The new public protector says she will leave the dispute over the state capture report prepared by h.
There is a taxi running around with the slogan Uthini Wena painted on its back window.
A few years ago, taxis all had slogans such as: "This taxi will take you safely home" and "This taxi will take you anywhere, any time".
I think it was a campaign to reassure commuters who were dying in droves because of the reckless driving and disregard of traffic rules by taxi drivers.
Now, most drivers adhere to the rules and the 100km speed limit. A few irredeemable characters still take you to town in seven minutes, but thankfully they are a tiny minority.
Commuters have also learnt to speak up for themselves and can generally control a driver who forgets to behave.
But we now have a new threat in the taxi industry. Every other month or so, drivers and passengers are killed by anonymous men.
No one seems to know who they are or who sent them. They fire indiscriminately at anyone near them. I doubt that they manage to eliminate their intended victims.
Last week, a woman was killed and two men injured in a shooting spree at Johannesburg's Bree Street Taxi Rank. No one saw the shooters and no one was apprehended.

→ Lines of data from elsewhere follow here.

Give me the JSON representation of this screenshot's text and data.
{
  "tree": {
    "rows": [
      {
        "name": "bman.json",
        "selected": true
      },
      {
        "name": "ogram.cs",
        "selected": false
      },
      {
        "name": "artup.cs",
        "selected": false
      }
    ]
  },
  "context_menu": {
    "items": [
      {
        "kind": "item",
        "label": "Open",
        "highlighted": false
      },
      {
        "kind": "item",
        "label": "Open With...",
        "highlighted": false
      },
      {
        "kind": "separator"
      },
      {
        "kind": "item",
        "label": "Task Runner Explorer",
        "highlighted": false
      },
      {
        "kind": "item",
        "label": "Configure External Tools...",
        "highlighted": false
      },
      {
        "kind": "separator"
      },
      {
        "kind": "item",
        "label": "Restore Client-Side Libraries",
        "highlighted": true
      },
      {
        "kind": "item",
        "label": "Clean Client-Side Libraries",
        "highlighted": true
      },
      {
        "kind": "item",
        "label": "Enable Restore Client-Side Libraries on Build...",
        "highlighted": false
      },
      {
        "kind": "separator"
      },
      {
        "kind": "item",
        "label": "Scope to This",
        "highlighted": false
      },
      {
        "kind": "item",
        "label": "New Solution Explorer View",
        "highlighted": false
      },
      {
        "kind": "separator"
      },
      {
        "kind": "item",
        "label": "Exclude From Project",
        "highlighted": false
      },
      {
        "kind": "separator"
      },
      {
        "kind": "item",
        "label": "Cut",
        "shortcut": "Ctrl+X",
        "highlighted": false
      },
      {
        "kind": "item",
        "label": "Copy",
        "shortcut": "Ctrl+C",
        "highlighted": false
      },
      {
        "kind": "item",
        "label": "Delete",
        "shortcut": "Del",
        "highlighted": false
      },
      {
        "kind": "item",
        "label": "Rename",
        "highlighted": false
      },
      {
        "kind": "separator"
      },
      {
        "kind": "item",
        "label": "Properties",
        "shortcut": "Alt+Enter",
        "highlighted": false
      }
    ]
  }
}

Our taxi driver asked if we wanted to use the usual route through Bree Street as it was a scary sight. He said it was now safe, but he could not guarantee that it was over.
About 30 minutes later, it was business as usual as people jumped over pools of blood and inched their way over broken glass to get to their route queues.

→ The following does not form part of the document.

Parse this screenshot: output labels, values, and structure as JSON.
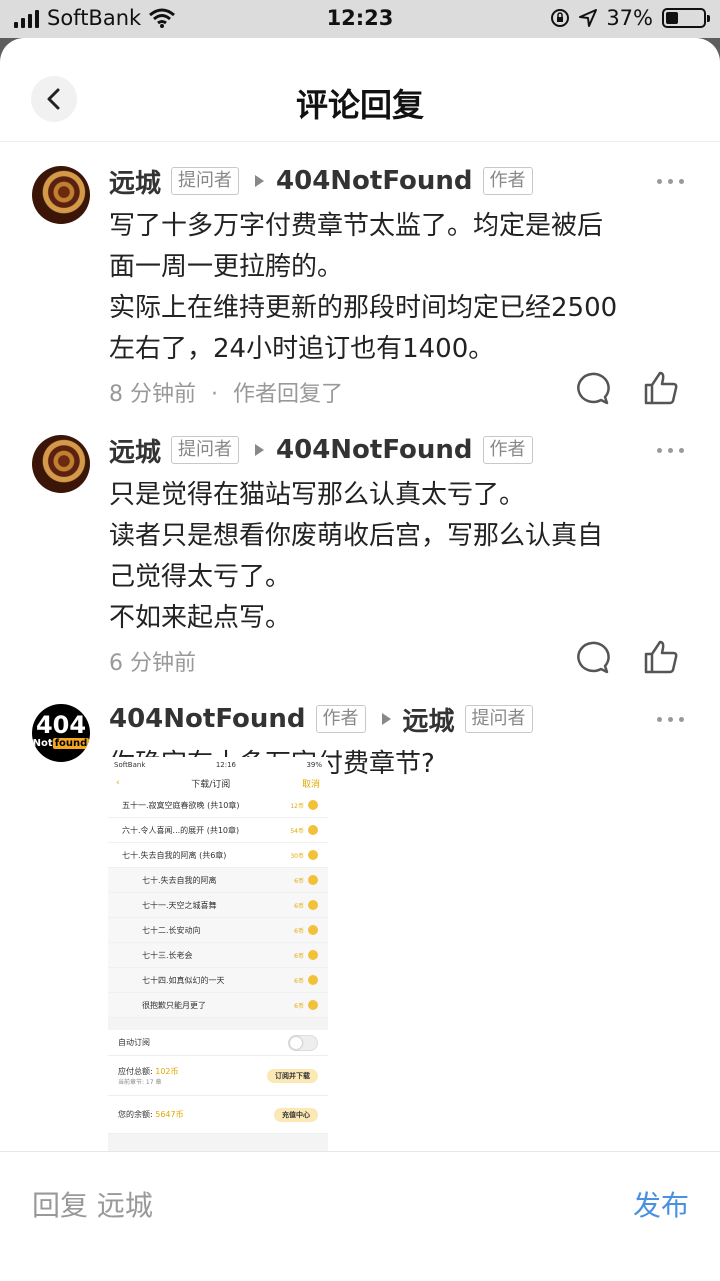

There were so many policemen and Metro officers and the rank looked like a police jamboree.
But the demons had long fled, leaving behind the fear that they would come back again. This fear is fuelled by the fact that there are many children at the ranks.
Parents are taking their children into the CBD for the annual shopping spree for clothes and school uniforms. The towns and cities are packed with families and strangers whose lives might be cut short by hired killers who have no respect for human lives.
I now pose the same question to the taxi associations, Nithini na? Is it true that no one knows these killers? Who is behind the murders? Who are the hunted?
Scores of drivers have died in the last 10 years. The killings have not solved the taxi problems which are as knotted as before. If the killings are a vendetta or revenge killings, why can't they be stopped?
What are the associations saying about being associated with these cold, callous killings which do not solve anything and only succeed in tainting the taxi industry?
I think it is time that the industry brought back the campaign promise to take us safely home. Passengers need that reassurance. The industry is the only one blacks can claim as their own.